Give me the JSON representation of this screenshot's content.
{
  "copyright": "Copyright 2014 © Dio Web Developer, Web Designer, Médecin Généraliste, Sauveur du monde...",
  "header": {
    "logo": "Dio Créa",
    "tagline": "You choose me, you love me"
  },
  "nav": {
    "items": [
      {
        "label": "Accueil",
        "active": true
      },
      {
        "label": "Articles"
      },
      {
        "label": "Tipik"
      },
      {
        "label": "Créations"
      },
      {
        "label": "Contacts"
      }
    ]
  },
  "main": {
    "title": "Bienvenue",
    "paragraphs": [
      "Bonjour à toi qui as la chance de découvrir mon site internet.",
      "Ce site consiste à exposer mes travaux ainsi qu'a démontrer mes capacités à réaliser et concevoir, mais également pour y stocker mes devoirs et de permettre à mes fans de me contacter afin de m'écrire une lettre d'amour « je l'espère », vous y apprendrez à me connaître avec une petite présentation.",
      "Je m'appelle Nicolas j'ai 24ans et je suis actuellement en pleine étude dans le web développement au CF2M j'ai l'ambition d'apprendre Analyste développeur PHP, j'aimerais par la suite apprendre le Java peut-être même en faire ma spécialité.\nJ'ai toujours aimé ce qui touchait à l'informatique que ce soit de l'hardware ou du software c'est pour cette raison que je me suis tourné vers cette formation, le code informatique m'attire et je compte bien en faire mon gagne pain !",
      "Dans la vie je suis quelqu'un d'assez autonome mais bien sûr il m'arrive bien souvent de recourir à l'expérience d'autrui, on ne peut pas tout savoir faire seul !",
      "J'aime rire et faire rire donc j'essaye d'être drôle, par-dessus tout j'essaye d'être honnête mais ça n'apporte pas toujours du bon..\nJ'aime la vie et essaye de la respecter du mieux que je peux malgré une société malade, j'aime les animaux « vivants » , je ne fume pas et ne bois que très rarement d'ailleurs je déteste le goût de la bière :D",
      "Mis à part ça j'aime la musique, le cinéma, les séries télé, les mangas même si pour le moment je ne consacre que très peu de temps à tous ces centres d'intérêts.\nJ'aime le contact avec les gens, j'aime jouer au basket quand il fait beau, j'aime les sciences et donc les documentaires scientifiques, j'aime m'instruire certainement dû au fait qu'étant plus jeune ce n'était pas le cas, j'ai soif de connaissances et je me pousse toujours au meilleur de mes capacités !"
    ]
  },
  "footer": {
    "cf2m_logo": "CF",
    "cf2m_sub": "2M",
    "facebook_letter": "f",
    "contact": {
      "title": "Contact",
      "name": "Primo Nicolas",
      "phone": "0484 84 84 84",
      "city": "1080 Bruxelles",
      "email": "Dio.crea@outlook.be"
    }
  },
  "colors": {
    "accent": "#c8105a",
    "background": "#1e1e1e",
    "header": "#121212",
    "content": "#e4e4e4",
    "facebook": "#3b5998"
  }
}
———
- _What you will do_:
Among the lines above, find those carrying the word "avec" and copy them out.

- _Result_:
      "Ce site consiste à exposer mes travaux ainsi qu'a démontrer mes capacités à réaliser et concevoir, mais également pour y stocker mes devoirs et de permettre à mes fans de me contacter afin de m'écrire une lettre d'amour « je l'espère », vous y apprendrez à me connaître avec une petite présentation.",
      "Mis à part ça j'aime la musique, le cinéma, les séries télé, les mangas même si pour le moment je ne consacre que très peu de temps à tous ces centres d'intérêts.\nJ'aime le contact avec les gens, j'aime jouer au basket quand il fait beau, j'aime les sciences et donc les documentaires scientifiques, j'aime m'instruire certainement dû au fait qu'étant plus jeune ce n'était pas le cas, j'ai soif de connaissances et je me pousse toujours au meilleur de mes capacités !"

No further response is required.